(Exercise description)
Print out the data below in full and exactly, skipping the pictures.
[Records shown — start]
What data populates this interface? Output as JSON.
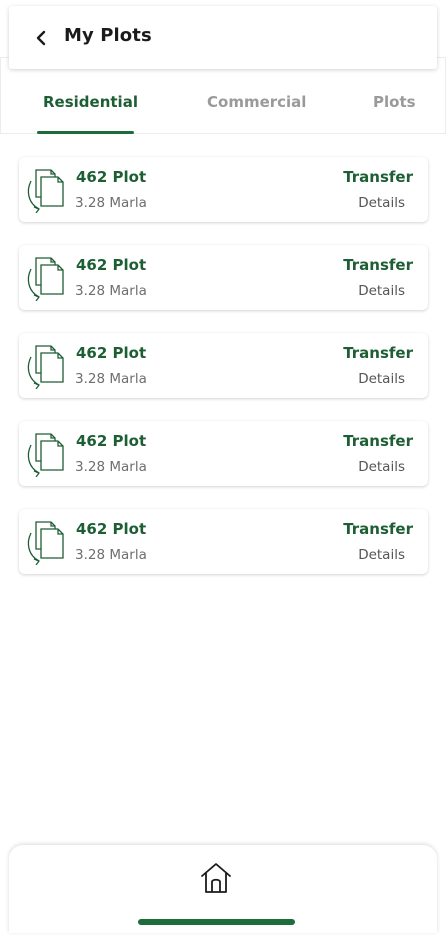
{
  "header": {
    "back_icon": "chevron-left-icon",
    "title": "My Plots"
  },
  "tabs": [
    {
      "label": "Residential",
      "active": true
    },
    {
      "label": "Commercial",
      "active": false
    },
    {
      "label": "Plots",
      "active": false
    }
  ],
  "plots": [
    {
      "name": "462 Plot",
      "size": "3.28 Marla",
      "transfer_label": "Transfer",
      "details_label": "Details",
      "icon": "documents-transfer-icon"
    },
    {
      "name": "462 Plot",
      "size": "3.28 Marla",
      "transfer_label": "Transfer",
      "details_label": "Details",
      "icon": "documents-transfer-icon"
    },
    {
      "name": "462 Plot",
      "size": "3.28 Marla",
      "transfer_label": "Transfer",
      "details_label": "Details",
      "icon": "documents-transfer-icon"
    },
    {
      "name": "462 Plot",
      "size": "3.28 Marla",
      "transfer_label": "Transfer",
      "details_label": "Details",
      "icon": "documents-transfer-icon"
    },
    {
      "name": "462 Plot",
      "size": "3.28 Marla",
      "transfer_label": "Transfer",
      "details_label": "Details",
      "icon": "documents-transfer-icon"
    }
  ],
  "bottom_nav": {
    "home_icon": "home-icon"
  },
  "colors": {
    "primary_green": "#1e5e34",
    "indicator_green": "#1e6b3c",
    "inactive_tab": "#9a9a9a",
    "muted_text": "#6f6f6f"
  }
}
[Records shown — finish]
(Solution to this task)
What data populates this interface? Output as JSON.
{
  "header": {
    "back_icon": "chevron-left-icon",
    "title": "My Plots"
  },
  "tabs": [
    {
      "label": "Residential",
      "active": true
    },
    {
      "label": "Commercial",
      "active": false
    },
    {
      "label": "Plots",
      "active": false
    }
  ],
  "plots": [
    {
      "name": "462 Plot",
      "size": "3.28 Marla",
      "transfer_label": "Transfer",
      "details_label": "Details",
      "icon": "documents-transfer-icon"
    },
    {
      "name": "462 Plot",
      "size": "3.28 Marla",
      "transfer_label": "Transfer",
      "details_label": "Details",
      "icon": "documents-transfer-icon"
    },
    {
      "name": "462 Plot",
      "size": "3.28 Marla",
      "transfer_label": "Transfer",
      "details_label": "Details",
      "icon": "documents-transfer-icon"
    },
    {
      "name": "462 Plot",
      "size": "3.28 Marla",
      "transfer_label": "Transfer",
      "details_label": "Details",
      "icon": "documents-transfer-icon"
    },
    {
      "name": "462 Plot",
      "size": "3.28 Marla",
      "transfer_label": "Transfer",
      "details_label": "Details",
      "icon": "documents-transfer-icon"
    }
  ],
  "bottom_nav": {
    "home_icon": "home-icon"
  },
  "colors": {
    "primary_green": "#1e5e34",
    "indicator_green": "#1e6b3c",
    "inactive_tab": "#9a9a9a",
    "muted_text": "#6f6f6f"
  }
}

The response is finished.